**TASK OBJECTIVE**
The entries below must be restated word for word.

**STUDY MATERIAL**
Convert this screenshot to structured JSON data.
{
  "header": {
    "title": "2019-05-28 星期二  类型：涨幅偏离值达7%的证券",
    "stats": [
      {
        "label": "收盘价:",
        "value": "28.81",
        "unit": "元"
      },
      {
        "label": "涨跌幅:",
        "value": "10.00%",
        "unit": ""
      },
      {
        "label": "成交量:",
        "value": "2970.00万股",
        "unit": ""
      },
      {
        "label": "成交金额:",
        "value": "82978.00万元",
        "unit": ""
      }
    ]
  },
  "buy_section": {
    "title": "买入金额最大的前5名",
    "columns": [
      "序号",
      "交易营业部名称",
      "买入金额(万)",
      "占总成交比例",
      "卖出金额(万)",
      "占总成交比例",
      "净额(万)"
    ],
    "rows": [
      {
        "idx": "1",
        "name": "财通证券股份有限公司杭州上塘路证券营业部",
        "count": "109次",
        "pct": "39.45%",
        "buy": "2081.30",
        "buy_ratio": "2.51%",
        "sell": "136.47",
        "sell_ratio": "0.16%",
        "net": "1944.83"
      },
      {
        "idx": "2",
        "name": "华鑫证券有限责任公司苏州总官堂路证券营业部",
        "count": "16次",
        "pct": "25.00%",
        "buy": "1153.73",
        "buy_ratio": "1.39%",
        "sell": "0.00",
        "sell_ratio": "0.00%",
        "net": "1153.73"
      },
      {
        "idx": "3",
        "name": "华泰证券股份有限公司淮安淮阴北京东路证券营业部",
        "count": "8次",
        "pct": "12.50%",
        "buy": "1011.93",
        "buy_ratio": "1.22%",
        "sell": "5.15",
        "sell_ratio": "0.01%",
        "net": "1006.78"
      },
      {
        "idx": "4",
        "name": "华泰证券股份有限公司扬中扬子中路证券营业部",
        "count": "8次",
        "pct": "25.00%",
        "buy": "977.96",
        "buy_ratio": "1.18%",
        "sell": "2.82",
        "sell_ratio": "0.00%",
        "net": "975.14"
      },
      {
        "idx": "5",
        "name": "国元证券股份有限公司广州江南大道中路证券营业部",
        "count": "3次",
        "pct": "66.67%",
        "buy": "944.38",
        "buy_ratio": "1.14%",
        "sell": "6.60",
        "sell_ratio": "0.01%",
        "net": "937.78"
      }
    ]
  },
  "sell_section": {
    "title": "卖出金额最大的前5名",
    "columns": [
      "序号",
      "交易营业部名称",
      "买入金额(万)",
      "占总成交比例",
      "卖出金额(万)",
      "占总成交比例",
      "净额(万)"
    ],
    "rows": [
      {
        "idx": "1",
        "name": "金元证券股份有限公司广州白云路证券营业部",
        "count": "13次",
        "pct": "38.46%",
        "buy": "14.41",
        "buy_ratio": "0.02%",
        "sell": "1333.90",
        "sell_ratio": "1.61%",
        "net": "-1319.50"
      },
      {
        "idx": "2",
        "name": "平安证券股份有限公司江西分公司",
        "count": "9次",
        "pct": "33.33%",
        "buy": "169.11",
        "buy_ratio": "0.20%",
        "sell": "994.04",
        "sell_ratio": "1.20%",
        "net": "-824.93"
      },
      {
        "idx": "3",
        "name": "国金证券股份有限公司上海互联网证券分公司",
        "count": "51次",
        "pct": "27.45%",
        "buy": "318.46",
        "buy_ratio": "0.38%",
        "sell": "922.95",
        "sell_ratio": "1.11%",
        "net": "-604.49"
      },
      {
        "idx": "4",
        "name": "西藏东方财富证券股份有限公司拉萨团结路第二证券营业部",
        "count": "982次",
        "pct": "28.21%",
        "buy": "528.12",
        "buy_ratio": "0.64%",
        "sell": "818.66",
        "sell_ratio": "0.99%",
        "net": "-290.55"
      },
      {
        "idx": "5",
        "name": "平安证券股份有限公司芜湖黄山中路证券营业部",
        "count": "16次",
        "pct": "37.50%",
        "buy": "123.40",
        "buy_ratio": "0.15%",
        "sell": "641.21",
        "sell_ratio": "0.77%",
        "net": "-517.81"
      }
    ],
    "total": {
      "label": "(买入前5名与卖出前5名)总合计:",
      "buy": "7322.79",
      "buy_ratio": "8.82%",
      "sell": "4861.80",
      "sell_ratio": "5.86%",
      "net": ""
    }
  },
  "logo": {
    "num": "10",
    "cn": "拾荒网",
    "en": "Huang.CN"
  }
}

**ANSWER SPACE**
Convert this screenshot to structured JSON data.
{
  "header": {
    "title": "2019-05-28 星期二  类型：涨幅偏离值达7%的证券",
    "stats": [
      {
        "label": "收盘价:",
        "value": "28.81",
        "unit": "元"
      },
      {
        "label": "涨跌幅:",
        "value": "10.00%",
        "unit": ""
      },
      {
        "label": "成交量:",
        "value": "2970.00万股",
        "unit": ""
      },
      {
        "label": "成交金额:",
        "value": "82978.00万元",
        "unit": ""
      }
    ]
  },
  "buy_section": {
    "title": "买入金额最大的前5名",
    "columns": [
      "序号",
      "交易营业部名称",
      "买入金额(万)",
      "占总成交比例",
      "卖出金额(万)",
      "占总成交比例",
      "净额(万)"
    ],
    "rows": [
      {
        "idx": "1",
        "name": "财通证券股份有限公司杭州上塘路证券营业部",
        "count": "109次",
        "pct": "39.45%",
        "buy": "2081.30",
        "buy_ratio": "2.51%",
        "sell": "136.47",
        "sell_ratio": "0.16%",
        "net": "1944.83"
      },
      {
        "idx": "2",
        "name": "华鑫证券有限责任公司苏州总官堂路证券营业部",
        "count": "16次",
        "pct": "25.00%",
        "buy": "1153.73",
        "buy_ratio": "1.39%",
        "sell": "0.00",
        "sell_ratio": "0.00%",
        "net": "1153.73"
      },
      {
        "idx": "3",
        "name": "华泰证券股份有限公司淮安淮阴北京东路证券营业部",
        "count": "8次",
        "pct": "12.50%",
        "buy": "1011.93",
        "buy_ratio": "1.22%",
        "sell": "5.15",
        "sell_ratio": "0.01%",
        "net": "1006.78"
      },
      {
        "idx": "4",
        "name": "华泰证券股份有限公司扬中扬子中路证券营业部",
        "count": "8次",
        "pct": "25.00%",
        "buy": "977.96",
        "buy_ratio": "1.18%",
        "sell": "2.82",
        "sell_ratio": "0.00%",
        "net": "975.14"
      },
      {
        "idx": "5",
        "name": "国元证券股份有限公司广州江南大道中路证券营业部",
        "count": "3次",
        "pct": "66.67%",
        "buy": "944.38",
        "buy_ratio": "1.14%",
        "sell": "6.60",
        "sell_ratio": "0.01%",
        "net": "937.78"
      }
    ]
  },
  "sell_section": {
    "title": "卖出金额最大的前5名",
    "columns": [
      "序号",
      "交易营业部名称",
      "买入金额(万)",
      "占总成交比例",
      "卖出金额(万)",
      "占总成交比例",
      "净额(万)"
    ],
    "rows": [
      {
        "idx": "1",
        "name": "金元证券股份有限公司广州白云路证券营业部",
        "count": "13次",
        "pct": "38.46%",
        "buy": "14.41",
        "buy_ratio": "0.02%",
        "sell": "1333.90",
        "sell_ratio": "1.61%",
        "net": "-1319.50"
      },
      {
        "idx": "2",
        "name": "平安证券股份有限公司江西分公司",
        "count": "9次",
        "pct": "33.33%",
        "buy": "169.11",
        "buy_ratio": "0.20%",
        "sell": "994.04",
        "sell_ratio": "1.20%",
        "net": "-824.93"
      },
      {
        "idx": "3",
        "name": "国金证券股份有限公司上海互联网证券分公司",
        "count": "51次",
        "pct": "27.45%",
        "buy": "318.46",
        "buy_ratio": "0.38%",
        "sell": "922.95",
        "sell_ratio": "1.11%",
        "net": "-604.49"
      },
      {
        "idx": "4",
        "name": "西藏东方财富证券股份有限公司拉萨团结路第二证券营业部",
        "count": "982次",
        "pct": "28.21%",
        "buy": "528.12",
        "buy_ratio": "0.64%",
        "sell": "818.66",
        "sell_ratio": "0.99%",
        "net": "-290.55"
      },
      {
        "idx": "5",
        "name": "平安证券股份有限公司芜湖黄山中路证券营业部",
        "count": "16次",
        "pct": "37.50%",
        "buy": "123.40",
        "buy_ratio": "0.15%",
        "sell": "641.21",
        "sell_ratio": "0.77%",
        "net": "-517.81"
      }
    ],
    "total": {
      "label": "(买入前5名与卖出前5名)总合计:",
      "buy": "7322.79",
      "buy_ratio": "8.82%",
      "sell": "4861.80",
      "sell_ratio": "5.86%",
      "net": ""
    }
  },
  "logo": {
    "num": "10",
    "cn": "拾荒网",
    "en": "Huang.CN"
  }
}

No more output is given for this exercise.